Rick Scheideman


The drive from Cloverdale to the coast undulates between grassy hills as flaxen as my lover’s hair. Now and then, the roadway dips through moguls: quick turn there, a rise, and then a plunge into a hollow—redwoods ahead. The sun has moved past the midpoint so that an August light diffuses into amber and gold. Though the Pacific waits in the two-hour distance, the colors know.

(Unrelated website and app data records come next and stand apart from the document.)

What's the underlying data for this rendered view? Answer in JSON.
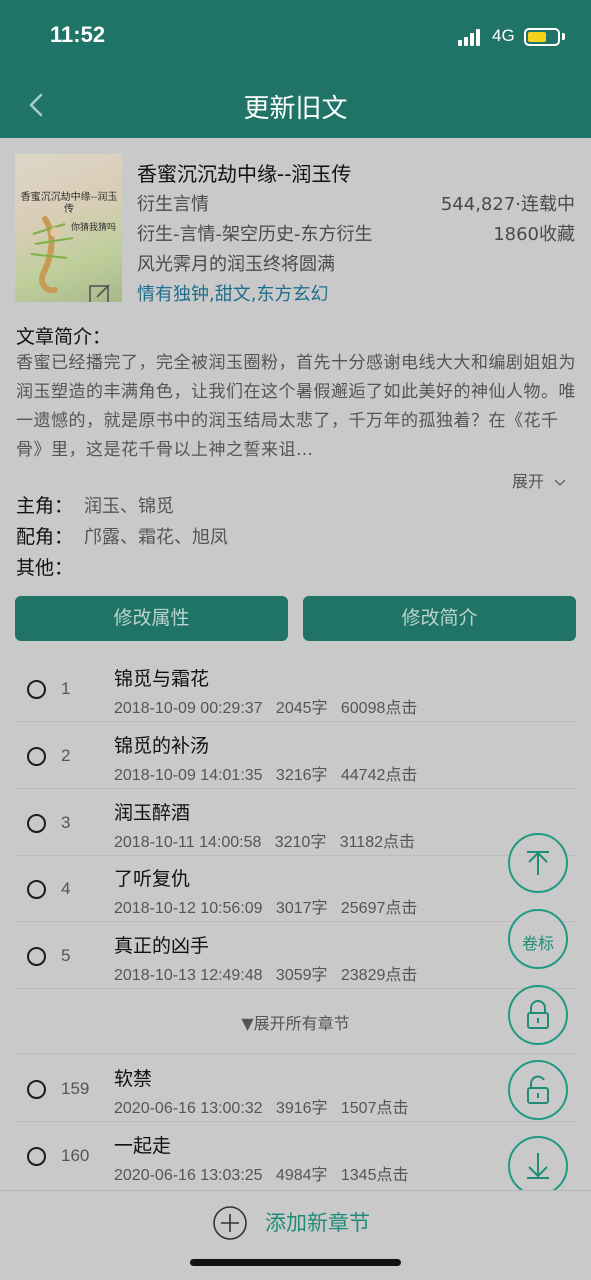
{
  "status": {
    "time": "11:52",
    "network": "4G"
  },
  "nav": {
    "title": "更新旧文"
  },
  "book": {
    "cover_title": "香蜜沉沉劫中缘--润玉传",
    "cover_author": "你猜我猜吗",
    "title": "香蜜沉沉劫中缘--润玉传",
    "genre": "衍生言情",
    "words_status": "544,827·连载中",
    "category": "衍生-言情-架空历史-东方衍生",
    "favorites": "1860收藏",
    "tagline": "风光霁月的润玉终将圆满",
    "tags": "情有独钟,甜文,东方玄幻"
  },
  "synopsis": {
    "label": "文章简介：",
    "text": "香蜜已经播完了，完全被润玉圈粉，首先十分感谢电线大大和编剧姐姐为润玉塑造的丰满角色，让我们在这个暑假邂逅了如此美好的神仙人物。唯一遗憾的，就是原书中的润玉结局太悲了，千万年的孤独着？在《花千骨》里，这是花千骨以上神之誓来诅…",
    "expand": "展开"
  },
  "roles": [
    {
      "label": "主角：",
      "value": "润玉、锦觅"
    },
    {
      "label": "配角：",
      "value": "邝露、霜花、旭凤"
    },
    {
      "label": "其他：",
      "value": ""
    }
  ],
  "buttons": {
    "edit_attributes": "修改属性",
    "edit_synopsis": "修改简介"
  },
  "chapters": [
    {
      "num": "1",
      "title": "锦觅与霜花",
      "date": "2018-10-09 00:29:37",
      "words": "2045字",
      "clicks": "60098点击"
    },
    {
      "num": "2",
      "title": "锦觅的补汤",
      "date": "2018-10-09 14:01:35",
      "words": "3216字",
      "clicks": "44742点击"
    },
    {
      "num": "3",
      "title": "润玉醉酒",
      "date": "2018-10-11 14:00:58",
      "words": "3210字",
      "clicks": "31182点击"
    },
    {
      "num": "4",
      "title": "了听复仇",
      "date": "2018-10-12 10:56:09",
      "words": "3017字",
      "clicks": "25697点击"
    },
    {
      "num": "5",
      "title": "真正的凶手",
      "date": "2018-10-13 12:49:48",
      "words": "3059字",
      "clicks": "23829点击"
    }
  ],
  "expand_all": "▼展开所有章节",
  "latest_chapters": [
    {
      "num": "159",
      "title": "软禁",
      "date": "2020-06-16 13:00:32",
      "words": "3916字",
      "clicks": "1507点击"
    },
    {
      "num": "160",
      "title": "一起走",
      "date": "2020-06-16 13:03:25",
      "words": "4984字",
      "clicks": "1345点击"
    }
  ],
  "fab": {
    "volume_label": "卷标"
  },
  "footer": {
    "add_chapter": "添加新章节"
  },
  "colors": {
    "primary": "#1f7467",
    "accent": "#1f8c78",
    "tag": "#1e6e8c",
    "overlay_bg": "#c9c9c9"
  },
  "icons": [
    "back-icon",
    "edit-icon",
    "scroll-top-icon",
    "lock-icon",
    "unlock-icon",
    "scroll-bottom-icon",
    "add-circle-icon"
  ]
}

From San Francisco north on 101, my jaw clenched with the traffic. A glance over the Golden Gate into the whirling bay and later smiled toward Mt. Sonoma. I inhaled a respite. Still, until I turned the car west at Cloverdale, the sweat inducing traffic bog through Santa Rosa had made the trip feel like any other stressed thoroughfare. But then the turn and the sign: one village sits half way.

Boonville, the name suited for Appalachia, not this soft land of family vineyards with rose trellises and ample gardens. I would rather engage the hills in conversation than gaggle at the store in mid-village. I drive past charmed, I am home.

 I’m drawn into these hills, mountains of the Coastal Range, I suppose because they are unlike the Rockies. The slopes here lack scree and talus; no detritus of pick-up stick fallen pines and fir, or the exposed scar of shale. All is grass, blond, nearly white and breathless in the golden afternoon. No August wind to scour these soft cupped hills. Not only do I take lingering glimpses from the pavement, but sling off on a dirt road more than once for long moments.

It has been years since my journey to Mendocino, but I remain in its spell. A stretch of afternoon that meanders those luminescent hills continues to evoke whimsy. A place magical with particular beauty says, “Here is home, this is a piece of it.”